Roles at Argos, from trading finance “working with the buyers, down and dirty” to the more polished pure finance areas of FP&A, IR, forecasting, budgeting and cashflow, provided a broad mix of experience, but there were other ways to flesh out the skill set.
Doing deals and working internationally as a divisional finance director at industrial group Essentra provided the next leap forward. Although making widgets “was not the sexiest of products” his division had a mandate from the group to grow, grow, grow” so the next three years saw Martin travel the world buying businesses. On this he says: “No textbook prepares you for the challenge of integrating people, infrastructure, systems, ways of working.”
After completing his largest deal- he describes as a game changer in terms of scale- Martin joined online retailer Amazon in 2013 as the finance director of its UK operations- “warehouses, supply chain logistics, procurement, which is where Amazon is absolutely exceptional.” The relatively short experience- he left after a year after deciding it was not for him, still proved to be hugely valuable.
Compared to other companies he had worked with, Martin says the way Amazon thought about its customers “was on a different level”. He says “other businesses do similar stuff but they’re always making trade-offs, but Amazon says if that’s right for the customer we will do it, even if it means we won’t make any money. Even if that means that our colleagues suffer sometimes, everything is for the customer,” he adds.
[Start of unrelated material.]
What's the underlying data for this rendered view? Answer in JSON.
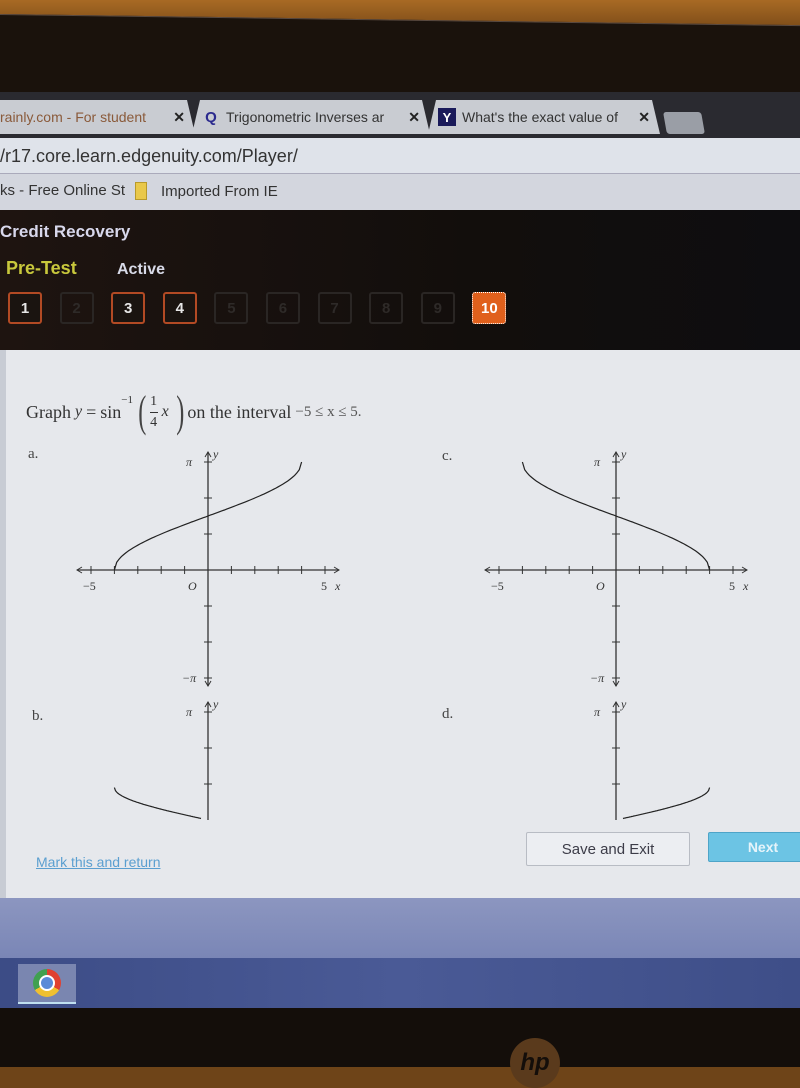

A different kind of challenge presented itself when the opportunity arose to become finance director of Mothercare, a retailer specialising focused on baby and infant clothes and accessories, that was experiencing a turbulent period. The role was to “run the finance team, and help stabilise,” the group, fulfilling career advice to ‘build that portfolio’, this time by taking on a “hardcore turnaround”.
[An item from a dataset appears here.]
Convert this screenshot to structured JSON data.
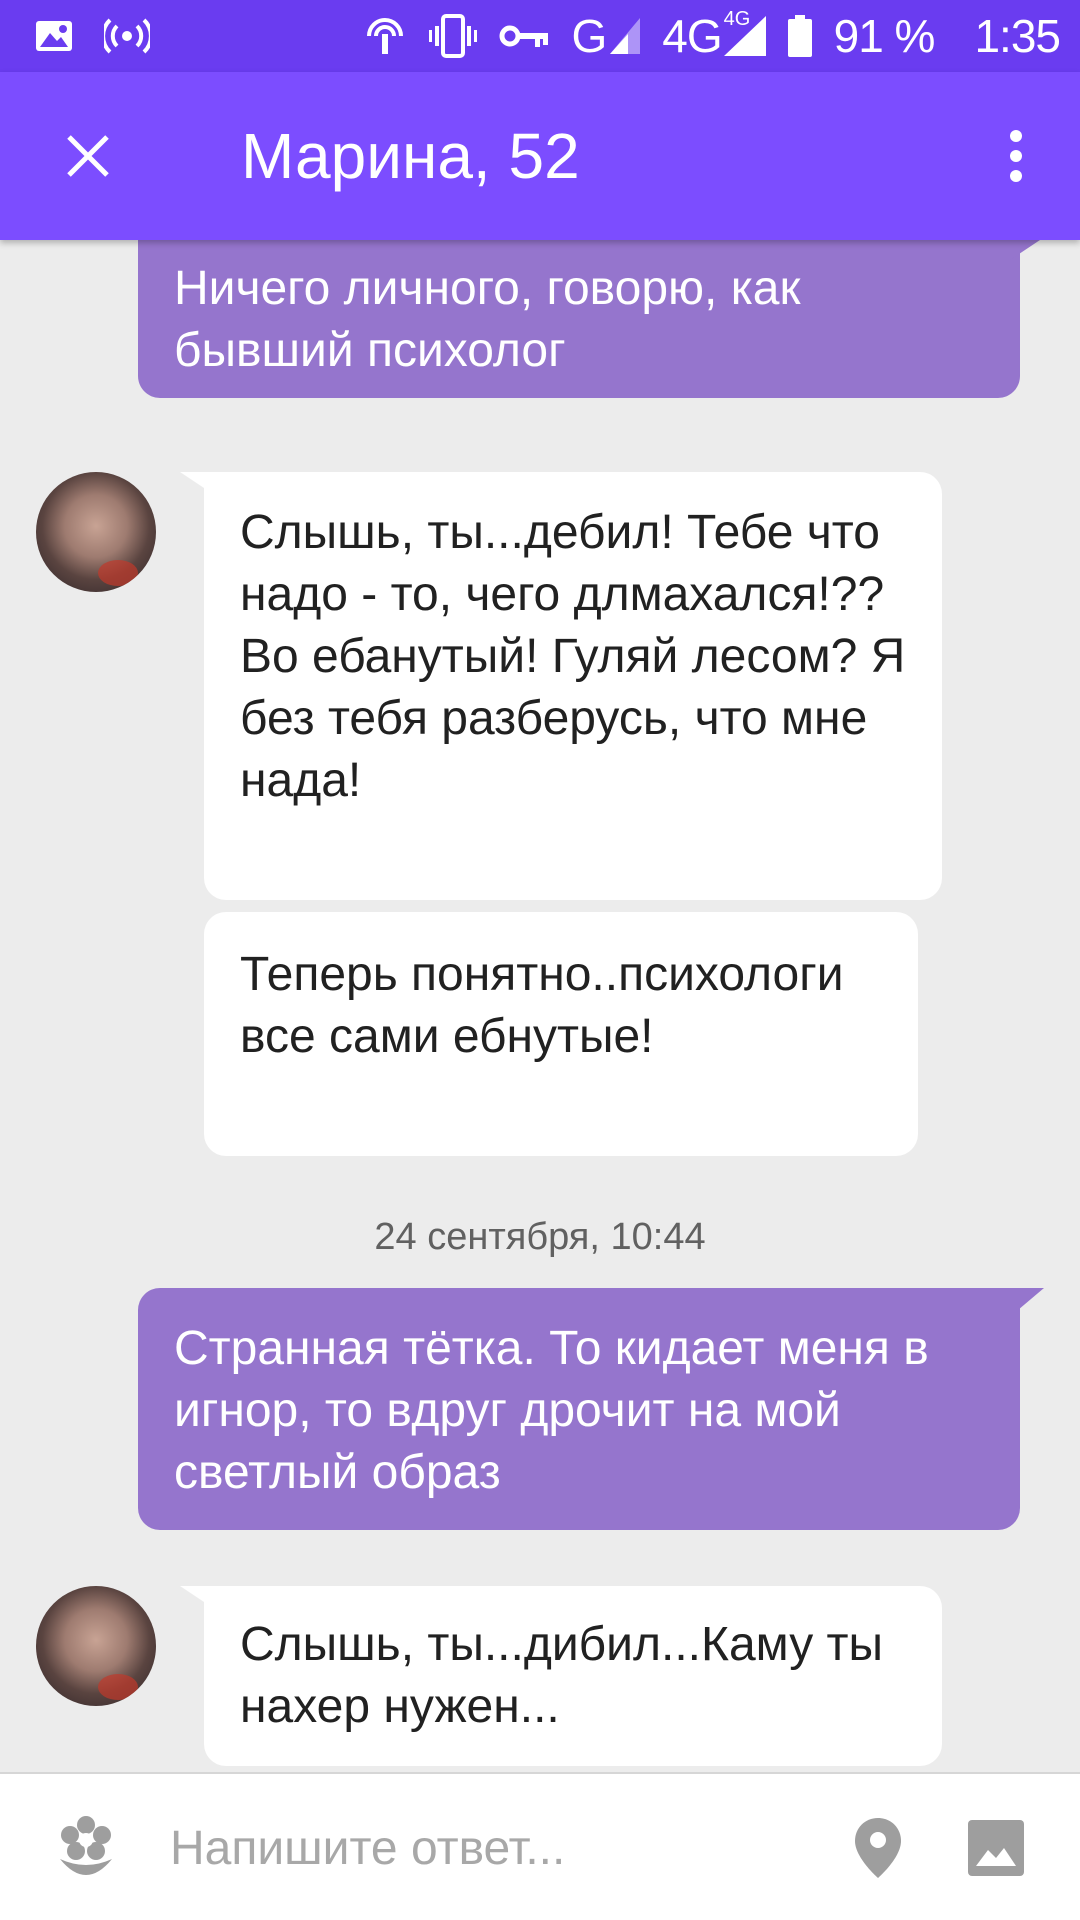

In a painful restructuring of the group’s UK business that was losing £25m a year, the UK chain of 270 shops (out of 1,500 worldwide) was almost halved, a £100m rights issue was undertaken. “We worked with suppliers, managed stock, payments, cash, all that sort of financial heartland stuff, where the finance team really shine.
Fit for purpose
Although the turnaround breathed new life into Mothercare, the sheer effort of stabilising the group was a massive challenge. “Turnarounds sucks the energy out of you,” says Martin. He was ready for a new opportunity that came with the combined CFO and operations director role at Charles Tyrwhitt.
He says he is relishing the scope that such a role offers. “As CFO and COO I get to do more, every day is different. You get the breadth and the insight into a business that no more than a handful of people get, so how can you not wake up and be excited by that?”
What keeps him up at night? “Not a lot because I tend to sleep well,” says Martin. “I’m usually knackered is the honest answer, with two kids and a busy job. But if there’s a problem which there isn’t an easy solution to, it will weigh on my mind,” he adds.
One potential headache is Brexit. “Our UK business will be exposed to that like everybody else’s, but fortunately its one third of our overall business so that’s helpful. However, London’s a very international place and how our colleagues feel about that, working here and the ease with which they can work is important.
“One of the things we’ve been doing is helping a lot of our colleagues register with the government and making sure they understand what their rights are and actively helping them to register so that they’re well placed if they do want to stay here,” says Martin.